Despite global progress in HIV treatment for children, the gap between adult and paediatric treatment coverage continues to widen. This gap is driven primarily by barriers to HIV diagnosis in children, but in the past decade those barriers have shifted.

Scaling-up HIV case-finding efforts for children presents several challenges, including limited access to testing services, lack of provider preparedness to offer testing to children, stigma and discrimination, policy barriers related to age of consent, and inadequate health systems. The aim of this technical brief is to offer countries a guide to address these challenges and enhance HIV case-finding for children to improve testing coverage for children at risk for HIV. This technical brief focuses primarily on how programmes can identify those children who may have missed out on EID testing, who were never tested after breastfeeding or whose mothers were not enrolled in care.

Key considerations for fast-tracking EMTCT in lower-prevalence settings

This key considerations document, developed by UNICEF and WHO, expands on the 2020 “last mile” operational guidance, with specific considerations for countries with lower HIV prevalence. It builds on the experiences of countries that have been validated for EMTCT of HIV and syphilis and translates the valuable lessons and promising practices of these countries into an operational framework for national programmes, consisting of 12 strategies and enablers to guide efforts towards Fast-Tracking EMTCT in lower prevalence countries.

It is based on a review of experiences, key lessons learned and promising practices in implementation of EMTCT interventions in lower prevalence countries, including Sri Lanka and Thailand, which have been validated by WHO for having eliminated vertical transmission of HIV, and three countries with the potential to achieve EMTCT by 2030: the Democratic Republic of the Congo, Ghana and India.

Best practices and common bottlenecks in EMTCT in seven priority countries
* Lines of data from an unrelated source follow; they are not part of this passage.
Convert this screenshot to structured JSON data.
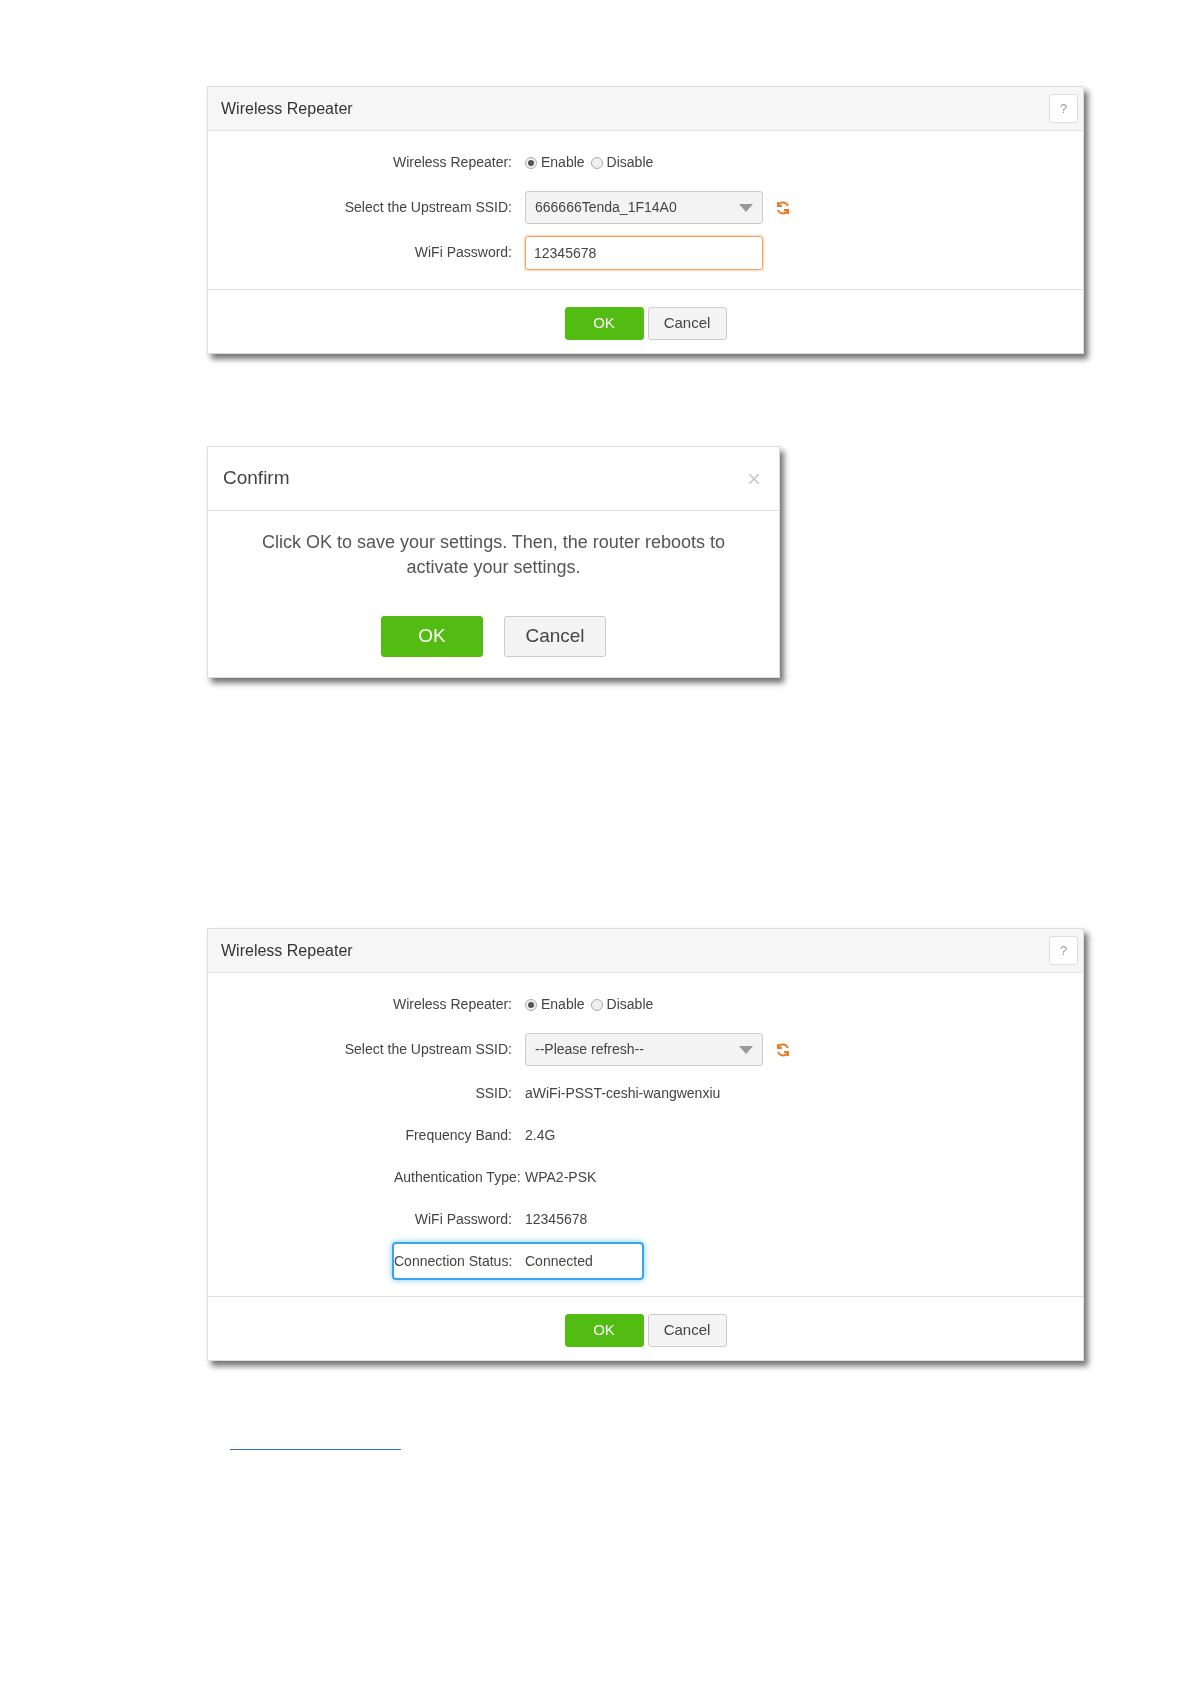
{
  "dialogs": [
    {
      "kind": "settings",
      "title": "Wireless Repeater",
      "help": "?",
      "rows": [
        {
          "kind": "radio",
          "label": "Wireless Repeater:",
          "options": [
            {
              "label": "Enable",
              "selected": true
            },
            {
              "label": "Disable",
              "selected": false
            }
          ]
        },
        {
          "kind": "select",
          "label": "Select the Upstream SSID:",
          "value": "666666Tenda_1F14A0"
        },
        {
          "kind": "input",
          "label": "WiFi Password:",
          "value": "12345678",
          "focused": true
        }
      ],
      "buttons": [
        {
          "label": "OK",
          "primary": true
        },
        {
          "label": "Cancel",
          "primary": false
        }
      ]
    },
    {
      "kind": "confirm",
      "title": "Confirm",
      "close": "×",
      "message": "Click OK to save your settings. Then, the router reboots to activate your settings.",
      "buttons": [
        {
          "label": "OK",
          "primary": true
        },
        {
          "label": "Cancel",
          "primary": false
        }
      ]
    },
    {
      "kind": "settings",
      "title": "Wireless Repeater",
      "help": "?",
      "rows": [
        {
          "kind": "radio",
          "label": "Wireless Repeater:",
          "options": [
            {
              "label": "Enable",
              "selected": true
            },
            {
              "label": "Disable",
              "selected": false
            }
          ]
        },
        {
          "kind": "select",
          "label": "Select the Upstream SSID:",
          "value": "--Please refresh--"
        },
        {
          "kind": "text",
          "label": "SSID:",
          "value": "aWiFi-PSST-ceshi-wangwenxiu",
          "highlighted": false
        },
        {
          "kind": "text",
          "label": "Frequency Band:",
          "value": "2.4G",
          "highlighted": false
        },
        {
          "kind": "text",
          "label": "Authentication Type:",
          "value": "WPA2-PSK",
          "highlighted": false
        },
        {
          "kind": "text",
          "label": "WiFi Password:",
          "value": "12345678",
          "highlighted": false
        },
        {
          "kind": "text",
          "label": "Connection Status:",
          "value": "Connected",
          "highlighted": true
        }
      ],
      "buttons": [
        {
          "label": "OK",
          "primary": true
        },
        {
          "label": "Cancel",
          "primary": false
        }
      ]
    }
  ]
}
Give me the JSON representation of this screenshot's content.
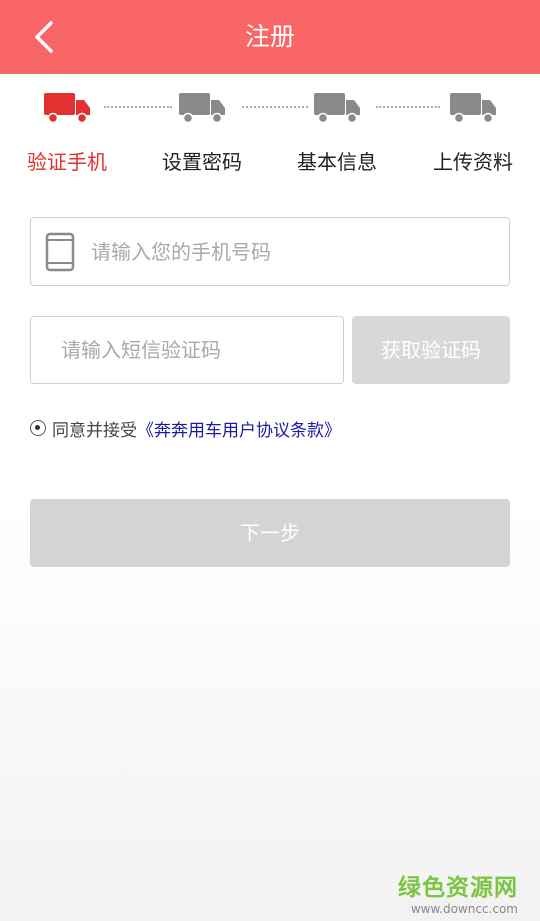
{
  "header": {
    "title": "注册"
  },
  "steps": [
    {
      "label": "验证手机",
      "active": true
    },
    {
      "label": "设置密码",
      "active": false
    },
    {
      "label": "基本信息",
      "active": false
    },
    {
      "label": "上传资料",
      "active": false
    }
  ],
  "form": {
    "phone_placeholder": "请输入您的手机号码",
    "code_placeholder": "请输入短信验证码",
    "get_code_label": "获取验证码",
    "agree_text": "同意并接受",
    "agree_link": "《奔奔用车用户协议条款》",
    "next_label": "下一步"
  },
  "watermark": {
    "title": "绿色资源网",
    "url": "www.downcc.com"
  },
  "colors": {
    "header": "#f86667",
    "active_step": "#e2312f",
    "inactive_truck": "#8a8a8a",
    "link": "#1b1ba0",
    "disabled_button": "#d4d4d4"
  }
}
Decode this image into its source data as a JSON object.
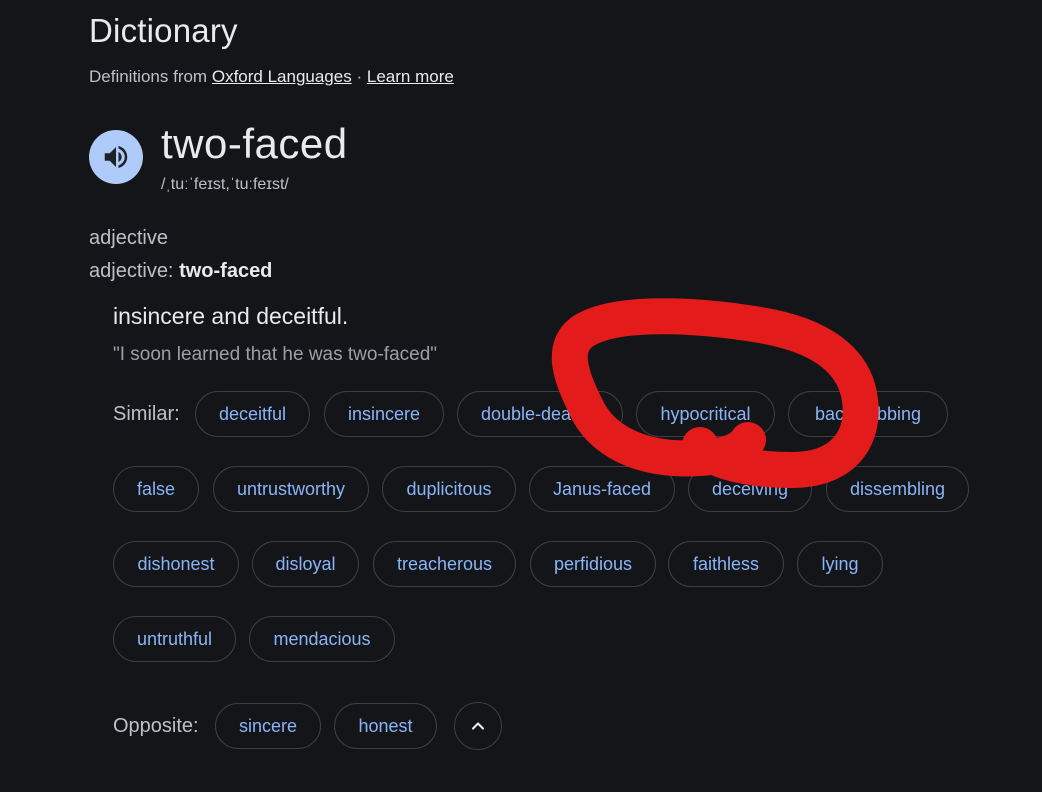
{
  "header": {
    "title": "Dictionary",
    "source_prefix": "Definitions from",
    "source_link": "Oxford Languages",
    "separator": "·",
    "learn_more": "Learn more"
  },
  "entry": {
    "word": "two-faced",
    "phonetic": "/ˌtuːˈfeɪst,ˈtuːfeɪst/",
    "pos": "adjective",
    "pos_prefix": "adjective:",
    "pos_word": "two-faced",
    "definition": "insincere and deceitful.",
    "example": "\"I soon learned that he was two-faced\""
  },
  "similar": {
    "label": "Similar:",
    "words": [
      "deceitful",
      "insincere",
      "double-dealing",
      "hypocritical",
      "backstabbing",
      "false",
      "untrustworthy",
      "duplicitous",
      "Janus-faced",
      "deceiving",
      "dissembling",
      "dishonest",
      "disloyal",
      "treacherous",
      "perfidious",
      "faithless",
      "lying",
      "untruthful",
      "mendacious"
    ]
  },
  "opposite": {
    "label": "Opposite:",
    "words": [
      "sincere",
      "honest"
    ]
  },
  "icons": {
    "speaker": "speaker-icon",
    "collapse": "chevron-up-icon"
  },
  "colors": {
    "background": "#141519",
    "chip_text": "#8ab4f8",
    "speaker_bg": "#aecbfa",
    "annotation": "#e31b1b"
  }
}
This brief reviews existing resources and analyses potential bottlenecks for the processes in applying for EMTCT/Path to Elimination and to strengthen ongoing PMTCT programmes in such applications. Eight UNICEF priority countries were selected for the review: Armenia, Belarus, Georgia, Kazakhstan, Kyrgyzstan, the Republic of Moldova, Ukraine, and Uzbekistan.

Introducing a framework for implementing triple elimination of mother-to-child transmission of HIV, syphilis and hepatitis B virus

This 2023 framework from WHO and partners guides operationalization of a person-centred and integrated approach to interventions that country programmes can use to effectively scale-up triple elimination efforts and reach targets.

The novel Four Pillars Framework for Triple Elimination Implementation to guide country-led planning and implementation is aligned with the GHSS on HIV, viral hepatitis and sexually transmitted infections 2022−2030. The overarching goal of the framework is to support countries in operationalizing the move from single (HIV) and dual elimination (HIV and syphilis) to triple elimination of HIV, syphilis and HBV. This represents a major revision and modification of the 2002 UN “four-pronged strategy” for the elimination of new HIV infections among children and keeping their mother alive to include two additional conditions − syphilis and HBV − and reflects the significant updates that have been made to WHO’s technical recommendations and guidelines in the past decade.

The Four Pillars Framework focuses on distinct target populations and comprises a minimum package of essential services for each pillar:
(1) primary prevention of infection and vertical transmission
(2) SRH linkages and integration
(3) essential maternal EMTCT services and
(4) infant, child and partner services.